docker-compose -f docker-compose-nexus-mongo.yml run --rm --entrypoint /edgex/security-proxy-setup edgex-proxy --init=false --useradd=<user> --group=<groupname>

The command above will return an access token that can then be used by the client to access the EdgeX REST API resources. Depending on the choice of authentication method, the format of the access token will be something like this if JWT is enabled: :


Alternatively, the access token may look like what is shown below if the OAuth2 is enabled: :


If a client needs to be disabled and the client's token invalidated, use the command here to remove/delete the user: :

docker run –network=edgex-network edgexfoundry/docker-edgex-proxy-go –-userdel=<user>

Using API Gateway to Proxy Existing EdgeX Microservices

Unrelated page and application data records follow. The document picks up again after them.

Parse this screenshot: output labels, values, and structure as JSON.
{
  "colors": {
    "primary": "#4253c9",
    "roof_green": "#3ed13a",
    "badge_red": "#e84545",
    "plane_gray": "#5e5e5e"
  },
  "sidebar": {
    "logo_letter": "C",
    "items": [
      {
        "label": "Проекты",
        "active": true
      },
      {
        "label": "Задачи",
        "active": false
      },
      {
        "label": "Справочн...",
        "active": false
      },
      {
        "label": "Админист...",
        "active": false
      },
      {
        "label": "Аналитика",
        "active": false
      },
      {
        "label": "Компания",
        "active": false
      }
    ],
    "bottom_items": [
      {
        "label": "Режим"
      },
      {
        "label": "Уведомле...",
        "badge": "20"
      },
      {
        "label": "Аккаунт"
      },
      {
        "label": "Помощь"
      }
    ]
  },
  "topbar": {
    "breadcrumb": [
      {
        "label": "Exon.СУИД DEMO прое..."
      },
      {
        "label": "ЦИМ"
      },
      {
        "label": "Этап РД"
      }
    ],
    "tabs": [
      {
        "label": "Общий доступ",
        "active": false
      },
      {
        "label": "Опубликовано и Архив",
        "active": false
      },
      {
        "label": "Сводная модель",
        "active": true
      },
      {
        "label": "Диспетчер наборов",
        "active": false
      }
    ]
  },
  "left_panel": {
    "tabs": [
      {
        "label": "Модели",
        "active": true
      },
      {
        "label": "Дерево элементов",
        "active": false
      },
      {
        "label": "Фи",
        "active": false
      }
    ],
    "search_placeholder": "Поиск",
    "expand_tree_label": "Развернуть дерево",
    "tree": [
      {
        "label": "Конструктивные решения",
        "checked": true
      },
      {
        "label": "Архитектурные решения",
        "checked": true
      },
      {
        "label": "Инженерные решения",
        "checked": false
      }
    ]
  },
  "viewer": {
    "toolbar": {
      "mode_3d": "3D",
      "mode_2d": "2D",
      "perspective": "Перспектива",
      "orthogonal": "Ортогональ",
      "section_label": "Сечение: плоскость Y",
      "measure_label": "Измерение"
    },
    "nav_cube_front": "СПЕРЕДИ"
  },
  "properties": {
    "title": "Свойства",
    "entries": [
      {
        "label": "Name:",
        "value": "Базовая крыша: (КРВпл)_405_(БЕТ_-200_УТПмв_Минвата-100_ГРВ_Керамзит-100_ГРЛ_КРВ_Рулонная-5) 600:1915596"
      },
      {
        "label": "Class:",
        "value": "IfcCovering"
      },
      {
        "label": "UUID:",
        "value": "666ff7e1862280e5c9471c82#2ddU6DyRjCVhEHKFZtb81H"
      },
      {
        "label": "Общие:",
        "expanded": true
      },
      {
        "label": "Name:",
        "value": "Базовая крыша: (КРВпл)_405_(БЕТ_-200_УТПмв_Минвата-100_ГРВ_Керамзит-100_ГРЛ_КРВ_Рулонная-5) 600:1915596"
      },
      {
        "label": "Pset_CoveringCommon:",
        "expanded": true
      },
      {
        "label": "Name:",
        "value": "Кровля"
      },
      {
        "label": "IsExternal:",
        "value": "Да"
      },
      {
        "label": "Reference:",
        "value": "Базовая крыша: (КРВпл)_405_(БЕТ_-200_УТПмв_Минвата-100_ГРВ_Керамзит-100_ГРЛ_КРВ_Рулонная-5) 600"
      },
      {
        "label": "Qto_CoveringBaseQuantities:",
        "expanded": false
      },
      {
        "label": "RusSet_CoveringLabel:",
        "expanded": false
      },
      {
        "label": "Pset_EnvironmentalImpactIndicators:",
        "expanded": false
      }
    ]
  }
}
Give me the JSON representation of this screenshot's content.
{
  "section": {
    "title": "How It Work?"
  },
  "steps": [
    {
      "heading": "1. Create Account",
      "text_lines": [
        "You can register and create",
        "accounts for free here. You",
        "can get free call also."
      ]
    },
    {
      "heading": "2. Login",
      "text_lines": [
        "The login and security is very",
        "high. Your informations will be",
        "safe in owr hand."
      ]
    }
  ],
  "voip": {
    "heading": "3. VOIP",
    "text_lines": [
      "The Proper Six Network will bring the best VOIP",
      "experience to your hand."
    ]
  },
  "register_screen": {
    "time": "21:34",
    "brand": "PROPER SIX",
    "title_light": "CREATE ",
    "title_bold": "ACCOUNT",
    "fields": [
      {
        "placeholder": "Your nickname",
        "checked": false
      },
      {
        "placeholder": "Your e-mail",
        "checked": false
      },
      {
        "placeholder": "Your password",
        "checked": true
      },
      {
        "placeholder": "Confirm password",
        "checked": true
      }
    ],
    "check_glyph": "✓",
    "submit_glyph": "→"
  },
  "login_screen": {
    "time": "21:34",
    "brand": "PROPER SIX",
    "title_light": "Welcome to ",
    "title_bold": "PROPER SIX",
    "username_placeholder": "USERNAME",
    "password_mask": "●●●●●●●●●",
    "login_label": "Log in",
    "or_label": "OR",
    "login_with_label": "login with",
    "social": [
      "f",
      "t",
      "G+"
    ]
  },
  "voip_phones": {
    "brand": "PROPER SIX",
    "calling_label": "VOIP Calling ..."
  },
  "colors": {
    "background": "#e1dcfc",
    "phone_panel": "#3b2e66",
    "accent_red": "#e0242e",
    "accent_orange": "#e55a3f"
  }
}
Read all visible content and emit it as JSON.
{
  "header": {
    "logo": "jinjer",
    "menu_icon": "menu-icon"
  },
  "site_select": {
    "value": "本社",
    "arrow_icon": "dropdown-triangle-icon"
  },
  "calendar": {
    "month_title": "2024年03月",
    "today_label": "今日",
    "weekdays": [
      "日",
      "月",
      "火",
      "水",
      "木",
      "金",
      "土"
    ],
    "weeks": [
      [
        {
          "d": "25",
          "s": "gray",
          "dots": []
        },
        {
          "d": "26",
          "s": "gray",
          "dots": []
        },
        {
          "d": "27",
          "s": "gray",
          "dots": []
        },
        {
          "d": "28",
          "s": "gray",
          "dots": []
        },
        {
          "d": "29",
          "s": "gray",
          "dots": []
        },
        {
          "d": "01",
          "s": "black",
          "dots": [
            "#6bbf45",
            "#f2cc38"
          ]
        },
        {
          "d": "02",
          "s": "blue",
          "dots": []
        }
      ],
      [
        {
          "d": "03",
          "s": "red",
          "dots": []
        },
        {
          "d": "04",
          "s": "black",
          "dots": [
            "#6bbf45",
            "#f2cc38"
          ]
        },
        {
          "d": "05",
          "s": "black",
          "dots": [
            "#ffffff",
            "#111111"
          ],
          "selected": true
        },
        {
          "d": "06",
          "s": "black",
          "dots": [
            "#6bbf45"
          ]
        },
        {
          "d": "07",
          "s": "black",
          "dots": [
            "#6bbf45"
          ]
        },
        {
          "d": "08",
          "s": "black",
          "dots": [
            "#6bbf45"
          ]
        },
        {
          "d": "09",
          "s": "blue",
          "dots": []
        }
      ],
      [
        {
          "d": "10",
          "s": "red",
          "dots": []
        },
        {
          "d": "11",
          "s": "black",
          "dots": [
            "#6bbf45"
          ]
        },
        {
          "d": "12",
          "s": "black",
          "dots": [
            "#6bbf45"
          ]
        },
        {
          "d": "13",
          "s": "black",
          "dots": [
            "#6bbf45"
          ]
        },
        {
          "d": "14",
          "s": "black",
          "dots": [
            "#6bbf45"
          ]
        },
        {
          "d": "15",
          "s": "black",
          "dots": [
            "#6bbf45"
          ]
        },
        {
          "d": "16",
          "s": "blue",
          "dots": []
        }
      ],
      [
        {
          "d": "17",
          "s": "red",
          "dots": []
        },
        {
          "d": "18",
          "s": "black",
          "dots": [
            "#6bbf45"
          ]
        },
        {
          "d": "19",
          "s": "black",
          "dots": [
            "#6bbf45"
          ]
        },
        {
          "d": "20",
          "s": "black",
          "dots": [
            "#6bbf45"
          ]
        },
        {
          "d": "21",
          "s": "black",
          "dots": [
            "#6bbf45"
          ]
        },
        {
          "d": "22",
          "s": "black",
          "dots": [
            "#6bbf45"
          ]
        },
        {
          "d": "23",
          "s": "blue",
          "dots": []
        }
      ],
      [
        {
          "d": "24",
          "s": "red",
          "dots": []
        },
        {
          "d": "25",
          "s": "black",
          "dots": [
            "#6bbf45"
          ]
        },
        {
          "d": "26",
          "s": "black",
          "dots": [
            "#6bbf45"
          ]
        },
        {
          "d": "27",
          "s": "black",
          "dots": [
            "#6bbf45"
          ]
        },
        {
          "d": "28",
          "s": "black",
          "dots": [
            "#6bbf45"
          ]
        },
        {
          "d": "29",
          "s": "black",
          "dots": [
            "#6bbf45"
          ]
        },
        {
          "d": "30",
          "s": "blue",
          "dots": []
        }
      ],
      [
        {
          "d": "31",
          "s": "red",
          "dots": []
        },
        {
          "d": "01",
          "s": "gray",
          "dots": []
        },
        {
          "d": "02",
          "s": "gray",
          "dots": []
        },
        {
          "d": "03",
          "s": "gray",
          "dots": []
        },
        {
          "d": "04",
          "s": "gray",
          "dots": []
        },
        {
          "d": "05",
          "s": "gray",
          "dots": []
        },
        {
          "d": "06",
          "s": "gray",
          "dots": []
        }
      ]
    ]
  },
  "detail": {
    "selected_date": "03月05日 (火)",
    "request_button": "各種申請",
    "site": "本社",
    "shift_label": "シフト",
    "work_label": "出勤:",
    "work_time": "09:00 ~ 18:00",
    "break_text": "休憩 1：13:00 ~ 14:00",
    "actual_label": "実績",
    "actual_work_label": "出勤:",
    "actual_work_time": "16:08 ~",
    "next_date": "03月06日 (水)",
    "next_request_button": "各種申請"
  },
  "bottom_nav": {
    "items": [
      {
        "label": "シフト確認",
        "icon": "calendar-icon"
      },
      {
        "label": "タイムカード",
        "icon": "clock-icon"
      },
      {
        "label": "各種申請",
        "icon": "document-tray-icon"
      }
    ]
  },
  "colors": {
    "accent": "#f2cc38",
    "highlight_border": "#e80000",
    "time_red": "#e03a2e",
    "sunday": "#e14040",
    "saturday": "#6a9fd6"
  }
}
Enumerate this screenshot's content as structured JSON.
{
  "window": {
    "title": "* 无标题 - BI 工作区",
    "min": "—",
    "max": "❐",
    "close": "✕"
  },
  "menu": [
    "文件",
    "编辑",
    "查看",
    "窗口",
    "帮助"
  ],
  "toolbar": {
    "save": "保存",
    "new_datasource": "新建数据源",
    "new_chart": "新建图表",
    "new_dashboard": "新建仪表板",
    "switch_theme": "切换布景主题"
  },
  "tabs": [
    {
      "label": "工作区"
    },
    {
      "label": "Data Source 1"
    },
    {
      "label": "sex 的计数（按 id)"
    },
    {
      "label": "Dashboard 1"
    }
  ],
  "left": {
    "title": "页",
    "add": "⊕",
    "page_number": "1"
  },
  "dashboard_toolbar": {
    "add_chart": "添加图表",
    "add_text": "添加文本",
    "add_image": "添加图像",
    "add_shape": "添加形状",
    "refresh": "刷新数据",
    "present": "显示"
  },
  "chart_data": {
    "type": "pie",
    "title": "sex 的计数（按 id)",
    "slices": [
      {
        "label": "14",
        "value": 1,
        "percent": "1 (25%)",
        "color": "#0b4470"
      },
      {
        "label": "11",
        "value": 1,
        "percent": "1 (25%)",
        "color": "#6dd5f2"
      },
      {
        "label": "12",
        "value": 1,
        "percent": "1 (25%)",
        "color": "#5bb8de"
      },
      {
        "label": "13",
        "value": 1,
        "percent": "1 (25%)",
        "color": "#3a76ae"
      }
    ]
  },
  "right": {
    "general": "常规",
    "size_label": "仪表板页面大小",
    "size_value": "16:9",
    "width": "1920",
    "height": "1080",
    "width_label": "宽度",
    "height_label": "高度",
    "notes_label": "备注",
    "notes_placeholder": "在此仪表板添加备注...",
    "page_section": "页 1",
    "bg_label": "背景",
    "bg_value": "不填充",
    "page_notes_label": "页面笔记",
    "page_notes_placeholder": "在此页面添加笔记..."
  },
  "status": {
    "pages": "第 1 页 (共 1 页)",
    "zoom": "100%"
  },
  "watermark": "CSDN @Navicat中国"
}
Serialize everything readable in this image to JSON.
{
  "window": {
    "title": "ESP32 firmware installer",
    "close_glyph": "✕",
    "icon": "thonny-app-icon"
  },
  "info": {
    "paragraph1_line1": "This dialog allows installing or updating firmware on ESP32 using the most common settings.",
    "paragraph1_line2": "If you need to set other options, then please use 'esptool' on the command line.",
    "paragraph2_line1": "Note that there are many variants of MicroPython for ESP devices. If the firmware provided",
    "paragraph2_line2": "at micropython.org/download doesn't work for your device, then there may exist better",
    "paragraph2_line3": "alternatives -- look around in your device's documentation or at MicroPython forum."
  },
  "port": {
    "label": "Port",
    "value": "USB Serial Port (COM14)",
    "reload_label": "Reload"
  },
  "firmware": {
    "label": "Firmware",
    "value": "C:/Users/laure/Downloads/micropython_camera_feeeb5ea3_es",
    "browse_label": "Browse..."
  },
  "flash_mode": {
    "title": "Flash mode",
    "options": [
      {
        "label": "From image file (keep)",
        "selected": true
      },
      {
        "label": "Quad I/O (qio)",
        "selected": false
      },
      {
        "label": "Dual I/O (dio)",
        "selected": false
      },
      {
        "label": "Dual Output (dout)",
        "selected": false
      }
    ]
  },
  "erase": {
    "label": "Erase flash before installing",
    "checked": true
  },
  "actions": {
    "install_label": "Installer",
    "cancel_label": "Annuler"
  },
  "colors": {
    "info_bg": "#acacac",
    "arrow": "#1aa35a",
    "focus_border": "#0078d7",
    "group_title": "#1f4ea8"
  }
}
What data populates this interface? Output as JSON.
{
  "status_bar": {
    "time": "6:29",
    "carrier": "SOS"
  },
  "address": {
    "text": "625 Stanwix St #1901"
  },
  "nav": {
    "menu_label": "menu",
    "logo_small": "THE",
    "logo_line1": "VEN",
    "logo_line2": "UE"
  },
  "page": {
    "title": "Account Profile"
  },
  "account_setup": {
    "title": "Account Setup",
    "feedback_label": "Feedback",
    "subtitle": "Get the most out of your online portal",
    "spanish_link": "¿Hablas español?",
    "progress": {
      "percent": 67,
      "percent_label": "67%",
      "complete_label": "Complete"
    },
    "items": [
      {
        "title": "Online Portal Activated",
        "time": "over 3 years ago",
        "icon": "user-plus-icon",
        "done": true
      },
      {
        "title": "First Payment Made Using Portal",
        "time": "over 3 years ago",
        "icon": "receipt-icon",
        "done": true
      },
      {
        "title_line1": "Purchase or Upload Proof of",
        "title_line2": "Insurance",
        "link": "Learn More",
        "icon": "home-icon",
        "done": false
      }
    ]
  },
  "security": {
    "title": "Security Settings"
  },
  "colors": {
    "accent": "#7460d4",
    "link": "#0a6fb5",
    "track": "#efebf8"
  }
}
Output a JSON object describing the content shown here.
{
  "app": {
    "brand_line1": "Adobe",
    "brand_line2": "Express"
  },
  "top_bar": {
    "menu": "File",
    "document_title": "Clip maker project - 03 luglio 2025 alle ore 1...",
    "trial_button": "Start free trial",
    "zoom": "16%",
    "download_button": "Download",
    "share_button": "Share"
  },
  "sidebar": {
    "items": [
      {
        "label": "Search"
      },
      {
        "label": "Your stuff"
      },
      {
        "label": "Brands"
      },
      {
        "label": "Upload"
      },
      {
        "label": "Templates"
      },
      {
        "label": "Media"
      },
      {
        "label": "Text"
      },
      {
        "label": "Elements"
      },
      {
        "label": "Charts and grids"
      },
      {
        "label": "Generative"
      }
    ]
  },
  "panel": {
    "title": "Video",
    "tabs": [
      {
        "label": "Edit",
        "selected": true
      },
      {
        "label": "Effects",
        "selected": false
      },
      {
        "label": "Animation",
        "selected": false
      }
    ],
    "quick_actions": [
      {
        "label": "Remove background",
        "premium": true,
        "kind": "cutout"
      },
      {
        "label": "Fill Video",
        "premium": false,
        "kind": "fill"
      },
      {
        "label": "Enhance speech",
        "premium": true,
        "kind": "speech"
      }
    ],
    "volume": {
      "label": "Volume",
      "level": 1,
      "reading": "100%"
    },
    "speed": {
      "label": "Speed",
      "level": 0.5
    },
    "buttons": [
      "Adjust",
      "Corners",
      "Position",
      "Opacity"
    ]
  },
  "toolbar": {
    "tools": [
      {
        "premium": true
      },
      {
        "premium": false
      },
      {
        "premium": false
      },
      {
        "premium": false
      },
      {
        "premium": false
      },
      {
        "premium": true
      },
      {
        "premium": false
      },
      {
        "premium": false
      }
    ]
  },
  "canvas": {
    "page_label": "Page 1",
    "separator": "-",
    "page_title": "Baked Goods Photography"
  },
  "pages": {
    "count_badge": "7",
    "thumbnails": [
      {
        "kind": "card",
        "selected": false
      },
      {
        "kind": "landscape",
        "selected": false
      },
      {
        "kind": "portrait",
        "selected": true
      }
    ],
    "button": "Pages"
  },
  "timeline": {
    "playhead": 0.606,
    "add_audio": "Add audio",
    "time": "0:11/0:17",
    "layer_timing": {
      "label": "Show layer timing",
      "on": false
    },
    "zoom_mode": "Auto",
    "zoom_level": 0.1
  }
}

Once the resource mapping and access token to API gateway are in place, a client can use the access token to use the protected EdgeX REST API resources behind the API gateway. Again, without the API Gateway in place, here is the sample request to hit the ping endpoint of the EdgeX Core Data microservice using curl: :

curl http://<core-data-microservice-ip>:48080/api/v1/ping

With the security service and JWT authentication is enabled, the command changes to: :

curl –H “host: edgex” https://<api-gateway-service-ip>:8443/coredata/api/v1/ping?  -H "Authorization: Bearer <access-token>”

In summary the difference between the two commands are listed below:

  • --H "host: edgex" is used to indicate that the request is for EdgeX domain as the API gateway could be used to take requests for different domains.
  • Use the https versus http protocol identifier for SSL/TLS secure communication.
  • The service port 8443 is the default TLS service port of API gateway
  • Use the URL path "coredata" to indicate which EdgeX microservice the request is routed to
  • Use header of -H "Authorization: Bearer \<access-token>" to specify the access token associated with the client that was generated when the client was added.

The format for OAuth2 authentication is similar. For OAuth2 use the bearer token from OAuth2 authentication instead of the JWT token. Here is an example of the curl command using OAuth2: :

curl –H "host: edgex" https://<api-gateway-service-ip>:8443/coredata/api/v1/ping -H "Authorization:bearer <access-token>"